═════ Given records

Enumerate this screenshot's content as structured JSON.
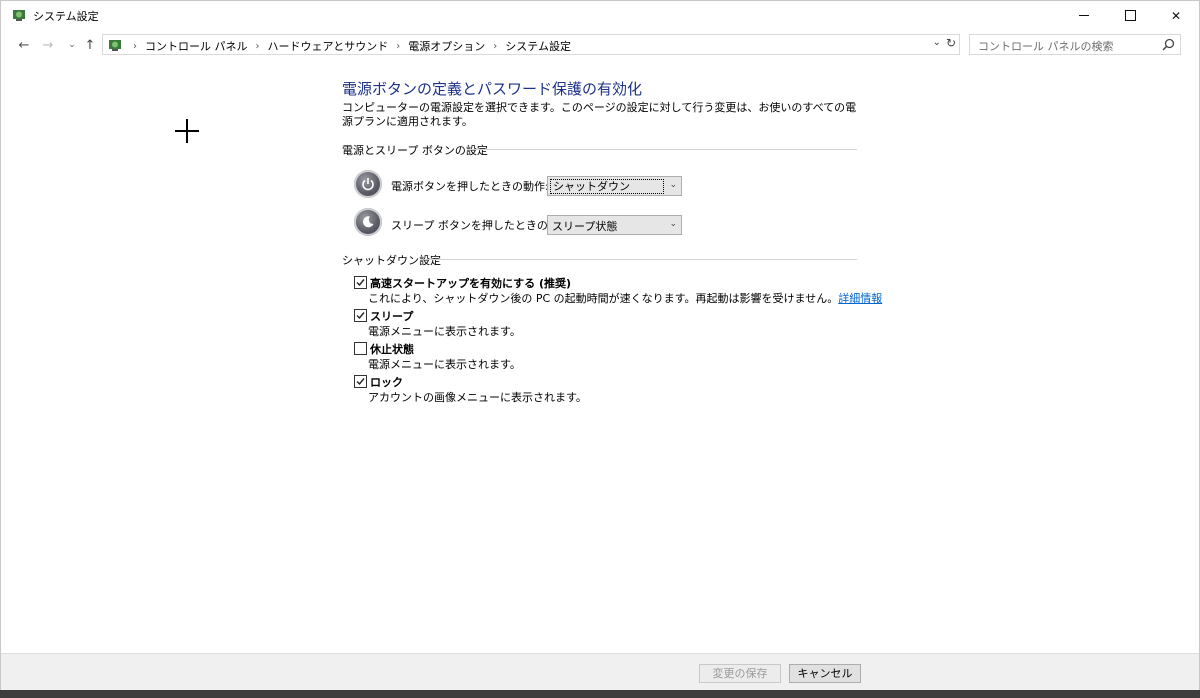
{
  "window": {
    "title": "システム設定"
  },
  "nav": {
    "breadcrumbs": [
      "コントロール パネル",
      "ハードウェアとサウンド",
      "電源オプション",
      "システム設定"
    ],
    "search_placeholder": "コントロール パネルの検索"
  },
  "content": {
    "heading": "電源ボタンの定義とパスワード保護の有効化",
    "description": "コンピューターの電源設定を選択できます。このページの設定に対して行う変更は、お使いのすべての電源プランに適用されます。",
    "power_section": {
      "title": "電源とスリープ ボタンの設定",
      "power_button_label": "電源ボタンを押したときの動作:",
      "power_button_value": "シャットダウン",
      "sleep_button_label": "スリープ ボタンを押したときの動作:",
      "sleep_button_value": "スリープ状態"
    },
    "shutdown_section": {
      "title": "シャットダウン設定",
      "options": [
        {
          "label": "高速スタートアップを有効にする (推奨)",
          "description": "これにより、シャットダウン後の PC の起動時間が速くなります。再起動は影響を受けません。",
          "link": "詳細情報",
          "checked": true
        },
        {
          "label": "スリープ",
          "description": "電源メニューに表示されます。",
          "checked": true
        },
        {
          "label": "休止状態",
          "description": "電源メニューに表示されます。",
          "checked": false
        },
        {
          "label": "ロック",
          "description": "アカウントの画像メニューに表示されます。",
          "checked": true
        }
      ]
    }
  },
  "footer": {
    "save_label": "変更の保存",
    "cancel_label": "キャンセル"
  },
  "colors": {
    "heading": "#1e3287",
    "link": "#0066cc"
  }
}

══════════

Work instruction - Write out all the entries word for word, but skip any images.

Output for this exercise -
Enumerate this screenshot's content as structured JSON.
{
  "window": {
    "title": "システム設定"
  },
  "nav": {
    "breadcrumbs": [
      "コントロール パネル",
      "ハードウェアとサウンド",
      "電源オプション",
      "システム設定"
    ],
    "search_placeholder": "コントロール パネルの検索"
  },
  "content": {
    "heading": "電源ボタンの定義とパスワード保護の有効化",
    "description": "コンピューターの電源設定を選択できます。このページの設定に対して行う変更は、お使いのすべての電源プランに適用されます。",
    "power_section": {
      "title": "電源とスリープ ボタンの設定",
      "power_button_label": "電源ボタンを押したときの動作:",
      "power_button_value": "シャットダウン",
      "sleep_button_label": "スリープ ボタンを押したときの動作:",
      "sleep_button_value": "スリープ状態"
    },
    "shutdown_section": {
      "title": "シャットダウン設定",
      "options": [
        {
          "label": "高速スタートアップを有効にする (推奨)",
          "description": "これにより、シャットダウン後の PC の起動時間が速くなります。再起動は影響を受けません。",
          "link": "詳細情報",
          "checked": true
        },
        {
          "label": "スリープ",
          "description": "電源メニューに表示されます。",
          "checked": true
        },
        {
          "label": "休止状態",
          "description": "電源メニューに表示されます。",
          "checked": false
        },
        {
          "label": "ロック",
          "description": "アカウントの画像メニューに表示されます。",
          "checked": true
        }
      ]
    }
  },
  "footer": {
    "save_label": "変更の保存",
    "cancel_label": "キャンセル"
  },
  "colors": {
    "heading": "#1e3287",
    "link": "#0066cc"
  }
}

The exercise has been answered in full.